[App and web page records]
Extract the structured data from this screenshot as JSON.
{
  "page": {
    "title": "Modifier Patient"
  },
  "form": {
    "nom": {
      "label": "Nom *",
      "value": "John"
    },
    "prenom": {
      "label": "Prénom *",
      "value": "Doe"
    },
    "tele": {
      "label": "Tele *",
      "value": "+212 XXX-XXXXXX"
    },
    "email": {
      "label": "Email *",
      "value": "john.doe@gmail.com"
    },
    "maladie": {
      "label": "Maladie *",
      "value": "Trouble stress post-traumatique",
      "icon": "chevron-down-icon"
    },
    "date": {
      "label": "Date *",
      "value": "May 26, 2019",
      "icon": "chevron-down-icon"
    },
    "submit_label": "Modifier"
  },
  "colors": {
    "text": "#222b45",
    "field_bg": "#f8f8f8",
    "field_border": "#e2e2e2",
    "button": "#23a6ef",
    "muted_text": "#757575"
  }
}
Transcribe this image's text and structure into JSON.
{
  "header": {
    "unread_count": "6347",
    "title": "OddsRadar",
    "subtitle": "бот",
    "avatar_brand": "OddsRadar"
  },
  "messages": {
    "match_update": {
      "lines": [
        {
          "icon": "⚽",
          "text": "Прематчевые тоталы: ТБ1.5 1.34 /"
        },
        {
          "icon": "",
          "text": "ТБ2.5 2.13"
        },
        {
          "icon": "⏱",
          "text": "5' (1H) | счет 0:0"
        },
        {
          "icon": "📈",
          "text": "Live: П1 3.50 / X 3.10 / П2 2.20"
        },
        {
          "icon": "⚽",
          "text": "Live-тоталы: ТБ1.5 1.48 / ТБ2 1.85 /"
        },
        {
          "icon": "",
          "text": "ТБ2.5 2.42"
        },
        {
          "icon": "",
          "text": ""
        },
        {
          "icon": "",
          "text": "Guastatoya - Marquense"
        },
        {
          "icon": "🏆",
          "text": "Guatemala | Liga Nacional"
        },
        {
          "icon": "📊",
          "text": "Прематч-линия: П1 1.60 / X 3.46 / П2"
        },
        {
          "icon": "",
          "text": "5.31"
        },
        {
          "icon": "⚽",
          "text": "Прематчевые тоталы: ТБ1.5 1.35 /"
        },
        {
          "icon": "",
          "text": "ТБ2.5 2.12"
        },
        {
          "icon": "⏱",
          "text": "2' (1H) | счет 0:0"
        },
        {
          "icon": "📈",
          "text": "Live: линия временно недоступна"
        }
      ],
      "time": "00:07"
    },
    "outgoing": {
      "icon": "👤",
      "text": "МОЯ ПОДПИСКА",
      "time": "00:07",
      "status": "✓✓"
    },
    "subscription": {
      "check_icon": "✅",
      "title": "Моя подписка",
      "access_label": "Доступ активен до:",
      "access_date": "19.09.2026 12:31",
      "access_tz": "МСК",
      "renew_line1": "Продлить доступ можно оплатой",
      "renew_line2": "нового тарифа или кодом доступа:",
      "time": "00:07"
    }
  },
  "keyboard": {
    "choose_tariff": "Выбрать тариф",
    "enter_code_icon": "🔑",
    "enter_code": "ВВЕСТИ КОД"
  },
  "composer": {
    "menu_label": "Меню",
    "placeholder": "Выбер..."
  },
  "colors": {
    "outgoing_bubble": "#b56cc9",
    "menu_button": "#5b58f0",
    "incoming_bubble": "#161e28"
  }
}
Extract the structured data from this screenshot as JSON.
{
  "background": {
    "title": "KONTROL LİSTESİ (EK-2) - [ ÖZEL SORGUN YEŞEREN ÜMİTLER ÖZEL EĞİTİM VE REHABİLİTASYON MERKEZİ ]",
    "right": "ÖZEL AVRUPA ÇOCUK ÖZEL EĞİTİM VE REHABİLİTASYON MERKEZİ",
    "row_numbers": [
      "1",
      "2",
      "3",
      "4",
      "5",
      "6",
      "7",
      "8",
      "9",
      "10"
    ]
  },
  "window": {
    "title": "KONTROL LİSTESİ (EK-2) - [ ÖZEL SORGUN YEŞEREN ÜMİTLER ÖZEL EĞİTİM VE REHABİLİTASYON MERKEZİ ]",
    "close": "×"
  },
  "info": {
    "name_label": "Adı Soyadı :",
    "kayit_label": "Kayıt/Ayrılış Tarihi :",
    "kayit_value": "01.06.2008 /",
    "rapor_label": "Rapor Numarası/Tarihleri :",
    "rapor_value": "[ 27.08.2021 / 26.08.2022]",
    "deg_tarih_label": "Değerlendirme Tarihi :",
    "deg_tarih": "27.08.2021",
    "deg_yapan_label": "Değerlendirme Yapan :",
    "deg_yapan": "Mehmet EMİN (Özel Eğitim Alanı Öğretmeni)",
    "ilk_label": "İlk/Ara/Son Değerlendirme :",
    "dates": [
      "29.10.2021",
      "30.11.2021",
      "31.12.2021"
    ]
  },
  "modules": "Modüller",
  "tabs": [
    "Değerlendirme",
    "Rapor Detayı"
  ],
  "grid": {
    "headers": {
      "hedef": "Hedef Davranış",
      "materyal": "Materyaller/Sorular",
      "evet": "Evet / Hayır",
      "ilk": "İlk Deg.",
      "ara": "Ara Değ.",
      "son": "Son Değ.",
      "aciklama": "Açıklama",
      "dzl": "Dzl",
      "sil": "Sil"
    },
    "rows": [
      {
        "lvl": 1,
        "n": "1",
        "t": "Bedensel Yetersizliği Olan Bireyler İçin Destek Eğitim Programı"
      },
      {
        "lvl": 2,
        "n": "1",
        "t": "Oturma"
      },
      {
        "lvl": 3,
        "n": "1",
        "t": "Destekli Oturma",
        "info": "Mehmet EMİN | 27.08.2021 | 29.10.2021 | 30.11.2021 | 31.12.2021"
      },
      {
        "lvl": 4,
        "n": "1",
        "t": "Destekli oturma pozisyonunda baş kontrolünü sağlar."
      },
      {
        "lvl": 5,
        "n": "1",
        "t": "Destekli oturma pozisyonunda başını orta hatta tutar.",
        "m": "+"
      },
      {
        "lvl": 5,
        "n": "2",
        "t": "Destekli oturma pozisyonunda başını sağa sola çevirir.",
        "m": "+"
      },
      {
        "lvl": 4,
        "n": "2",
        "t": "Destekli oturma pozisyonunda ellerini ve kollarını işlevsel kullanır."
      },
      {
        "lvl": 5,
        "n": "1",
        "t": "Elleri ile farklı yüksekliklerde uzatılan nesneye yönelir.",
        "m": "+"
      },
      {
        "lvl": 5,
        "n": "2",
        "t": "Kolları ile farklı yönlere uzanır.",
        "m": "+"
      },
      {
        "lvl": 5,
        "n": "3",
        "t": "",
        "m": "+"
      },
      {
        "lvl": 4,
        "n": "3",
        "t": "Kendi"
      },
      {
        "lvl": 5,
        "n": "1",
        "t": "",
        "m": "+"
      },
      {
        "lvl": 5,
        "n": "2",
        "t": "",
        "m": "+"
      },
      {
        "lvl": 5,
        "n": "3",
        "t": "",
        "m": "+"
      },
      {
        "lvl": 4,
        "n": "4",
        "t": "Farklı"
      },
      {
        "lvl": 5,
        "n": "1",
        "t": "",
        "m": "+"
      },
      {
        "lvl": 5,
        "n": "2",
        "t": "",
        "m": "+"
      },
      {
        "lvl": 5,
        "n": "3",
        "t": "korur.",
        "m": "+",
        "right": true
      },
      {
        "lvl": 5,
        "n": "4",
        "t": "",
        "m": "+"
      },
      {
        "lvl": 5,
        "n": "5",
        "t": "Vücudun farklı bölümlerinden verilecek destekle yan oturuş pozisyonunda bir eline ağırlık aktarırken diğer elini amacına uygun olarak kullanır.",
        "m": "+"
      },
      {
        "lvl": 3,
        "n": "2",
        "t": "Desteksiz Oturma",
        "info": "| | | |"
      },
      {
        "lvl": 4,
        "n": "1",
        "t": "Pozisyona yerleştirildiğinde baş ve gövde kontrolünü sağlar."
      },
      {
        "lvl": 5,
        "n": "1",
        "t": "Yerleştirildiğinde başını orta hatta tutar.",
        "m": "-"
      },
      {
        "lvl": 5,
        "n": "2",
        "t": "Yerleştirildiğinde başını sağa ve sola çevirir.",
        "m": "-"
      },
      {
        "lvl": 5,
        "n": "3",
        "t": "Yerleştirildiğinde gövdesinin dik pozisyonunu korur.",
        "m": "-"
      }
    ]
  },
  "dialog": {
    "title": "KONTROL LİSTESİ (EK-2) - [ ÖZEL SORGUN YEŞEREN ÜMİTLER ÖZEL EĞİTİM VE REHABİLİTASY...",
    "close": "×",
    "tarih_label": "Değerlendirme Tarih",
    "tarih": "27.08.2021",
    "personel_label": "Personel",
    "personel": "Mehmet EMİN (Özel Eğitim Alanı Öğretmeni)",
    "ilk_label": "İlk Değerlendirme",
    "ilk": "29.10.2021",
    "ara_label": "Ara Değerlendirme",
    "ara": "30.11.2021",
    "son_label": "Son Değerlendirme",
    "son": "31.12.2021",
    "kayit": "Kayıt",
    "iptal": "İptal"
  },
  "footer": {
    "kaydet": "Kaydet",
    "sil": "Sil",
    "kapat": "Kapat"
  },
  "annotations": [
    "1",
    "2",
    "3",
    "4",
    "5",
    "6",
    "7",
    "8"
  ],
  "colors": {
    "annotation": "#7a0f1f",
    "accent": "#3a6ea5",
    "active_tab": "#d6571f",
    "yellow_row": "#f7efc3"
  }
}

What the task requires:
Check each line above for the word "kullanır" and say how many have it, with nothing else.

Answer to the exercise:
2